§ **The task**
Each line of the data below that holds the word "Ratio" is to be reported in full.

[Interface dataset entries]
******************************

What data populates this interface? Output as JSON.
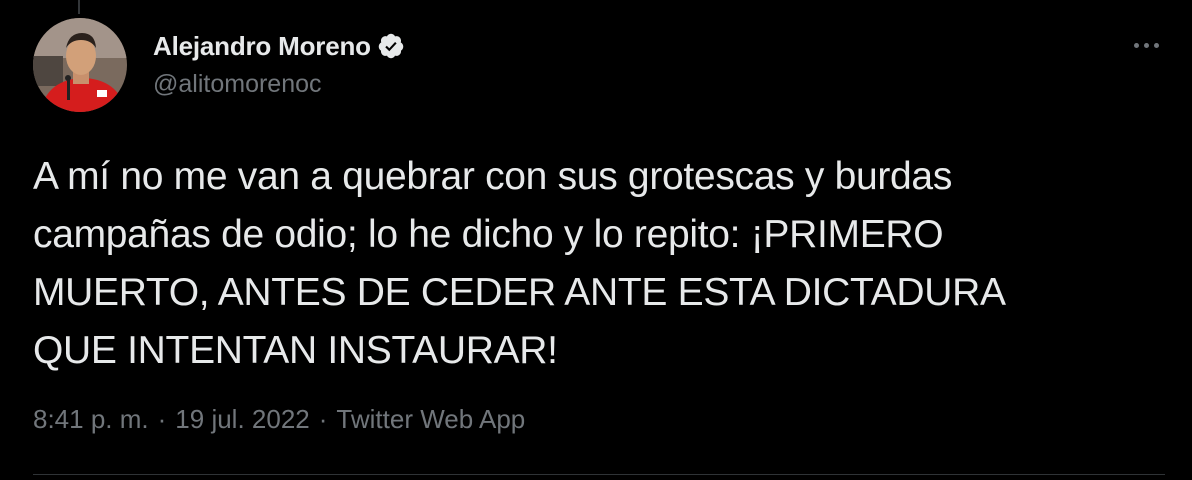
{
  "tweet": {
    "author": {
      "name": "Alejandro Moreno",
      "handle": "@alitomorenoc",
      "verified": true
    },
    "text": "A mí no me van a quebrar con sus grotescas y burdas\ncampañas de odio; lo he dicho y lo repito: ¡PRIMERO\nMUERTO, ANTES DE CEDER ANTE ESTA DICTADURA\nQUE INTENTAN INSTAURAR!",
    "time": "8:41 p. m.",
    "date": "19 jul. 2022",
    "source": "Twitter Web App",
    "separator": "·"
  },
  "icons": {
    "verified": "verified-badge-icon",
    "more": "more-options-icon"
  },
  "colors": {
    "background": "#000000",
    "primary_text": "#e7e9ea",
    "secondary_text": "#71767b",
    "divider": "#2f3336",
    "verified_badge": "#e7e9ea"
  }
}
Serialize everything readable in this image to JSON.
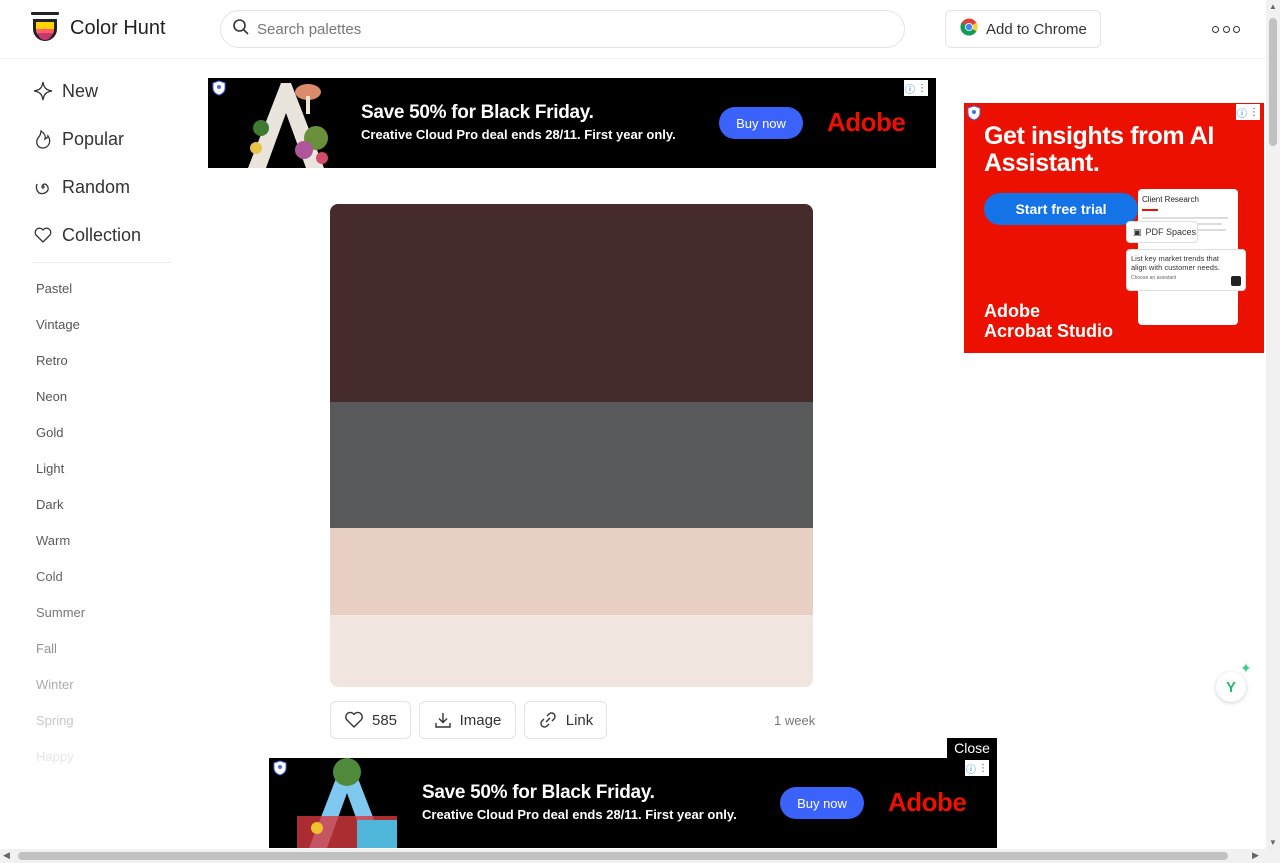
{
  "header": {
    "logo_text": "Color Hunt",
    "search_placeholder": "Search palettes",
    "chrome_button": "Add to Chrome",
    "more_icon": "more-icon"
  },
  "sidebar": {
    "nav": [
      {
        "label": "New",
        "icon": "diamond-icon"
      },
      {
        "label": "Popular",
        "icon": "flame-icon"
      },
      {
        "label": "Random",
        "icon": "spiral-icon"
      },
      {
        "label": "Collection",
        "icon": "heart-icon"
      }
    ],
    "tags": [
      "Pastel",
      "Vintage",
      "Retro",
      "Neon",
      "Gold",
      "Light",
      "Dark",
      "Warm",
      "Cold",
      "Summer",
      "Fall",
      "Winter",
      "Spring",
      "Happy"
    ]
  },
  "top_ad": {
    "headline": "Save 50% for Black Friday.",
    "sub": "Creative Cloud Pro deal ends 28/11. First year only.",
    "cta": "Buy now",
    "brand": "Adobe"
  },
  "side_ad": {
    "headline": "Get insights from AI Assistant.",
    "cta": "Start free trial",
    "brand_line1": "Adobe",
    "brand_line2": "Acrobat Studio",
    "mock_title": "Client Research",
    "mock_chip": "PDF Spaces",
    "mock_prompt": "List key market trends that align with customer needs.",
    "mock_assistant": "Choose an assistant"
  },
  "palette": {
    "colors": [
      "#452b2c",
      "#58595b",
      "#e7cfc3",
      "#f0e6df"
    ],
    "likes": "585",
    "image_label": "Image",
    "link_label": "Link",
    "date": "1 week"
  },
  "bottom_ad": {
    "close_label": "Close",
    "headline": "Save 50% for Black Friday.",
    "sub": "Creative Cloud Pro deal ends 28/11. First year only.",
    "cta": "Buy now",
    "brand": "Adobe"
  }
}
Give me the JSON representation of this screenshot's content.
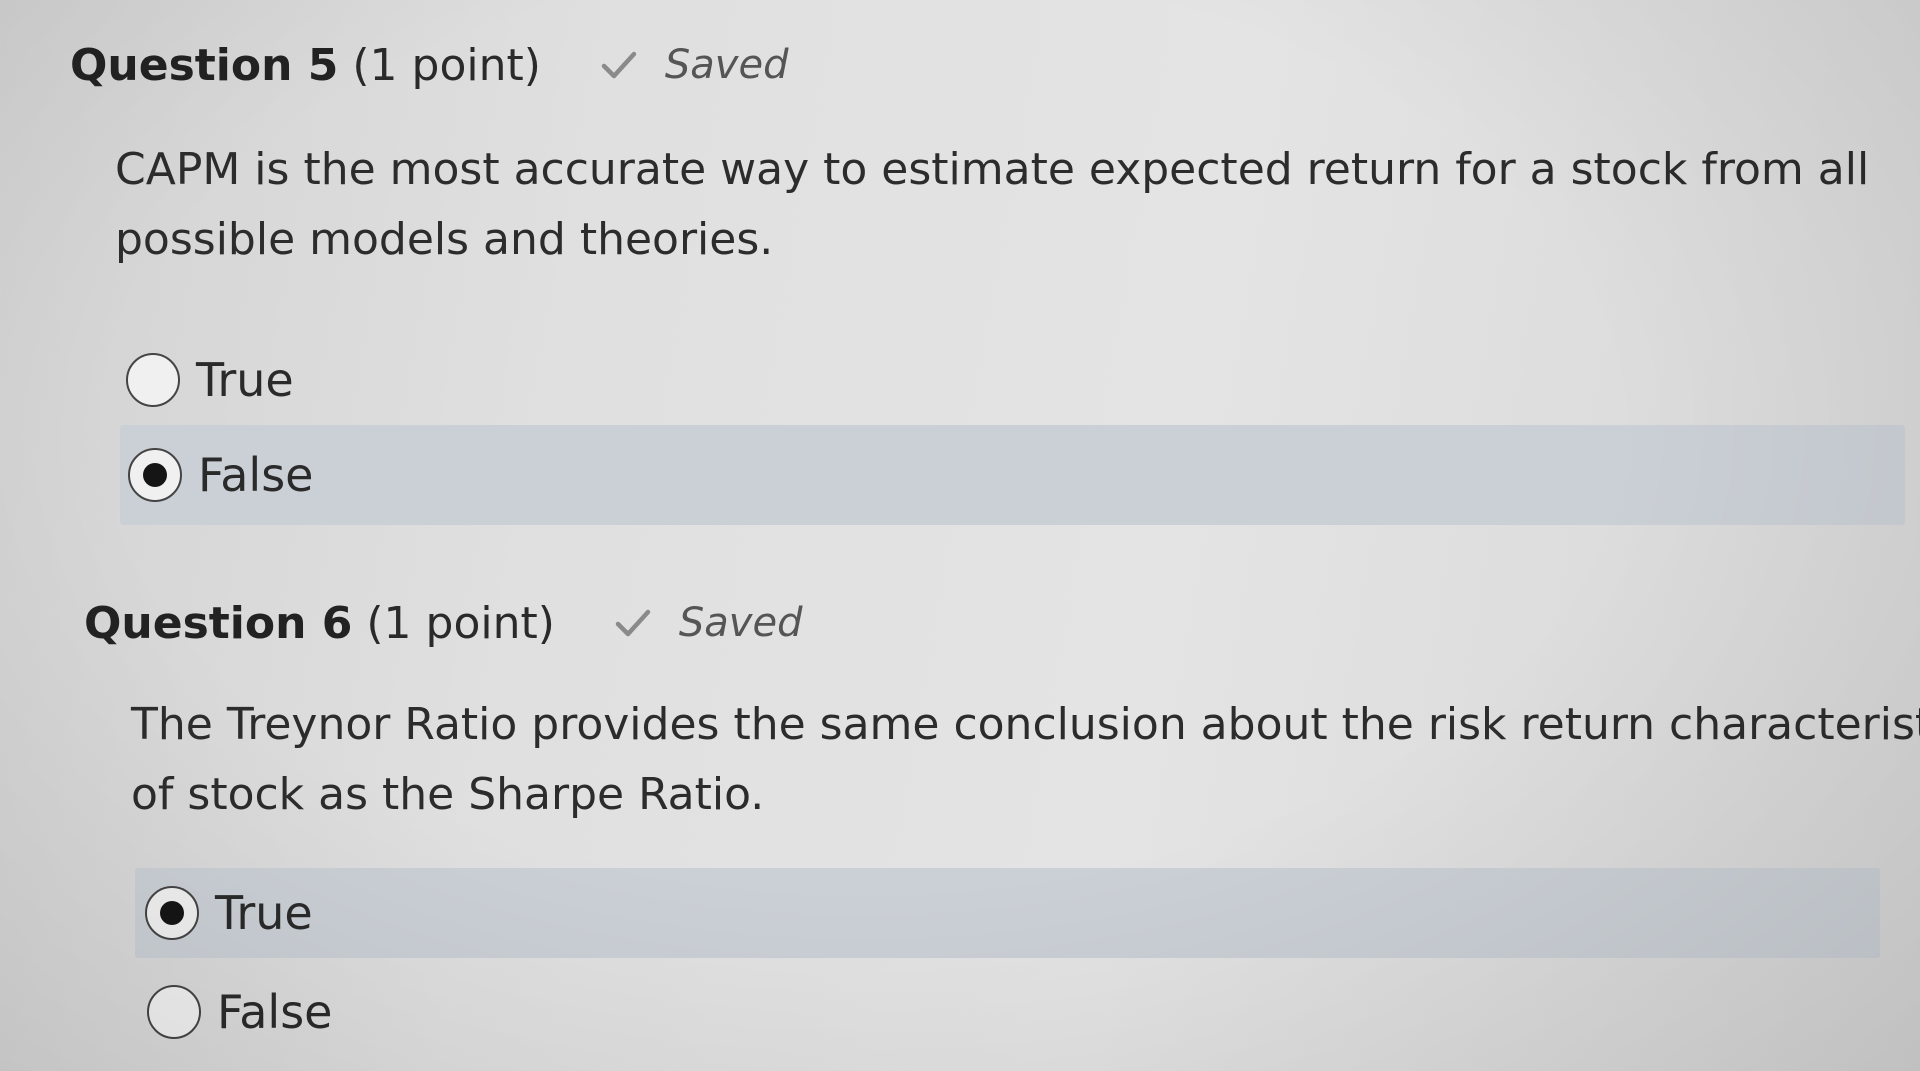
{
  "questions": [
    {
      "title": "Question 5",
      "points": "(1 point)",
      "status": "Saved",
      "status_icon": "check-icon",
      "text_lines": [
        "CAPM is the most accurate way to estimate expected return for a stock from all",
        "possible models and theories."
      ],
      "choices": [
        {
          "label": "True",
          "selected": false
        },
        {
          "label": "False",
          "selected": true
        }
      ]
    },
    {
      "title": "Question 6",
      "points": "(1 point)",
      "status": "Saved",
      "status_icon": "check-icon",
      "text_lines": [
        "The Treynor Ratio provides the same conclusion about the risk return characteristics",
        "of stock as the Sharpe Ratio."
      ],
      "choices": [
        {
          "label": "True",
          "selected": true
        },
        {
          "label": "False",
          "selected": false
        }
      ]
    }
  ],
  "colors": {
    "selected_row": "#cbd0d6",
    "check": "#8a8a8a"
  }
}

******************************

§ **Task answer**
        "The Treynor Ratio provides the same conclusion about the risk return characteristics",
        "of stock as the Sharpe Ratio."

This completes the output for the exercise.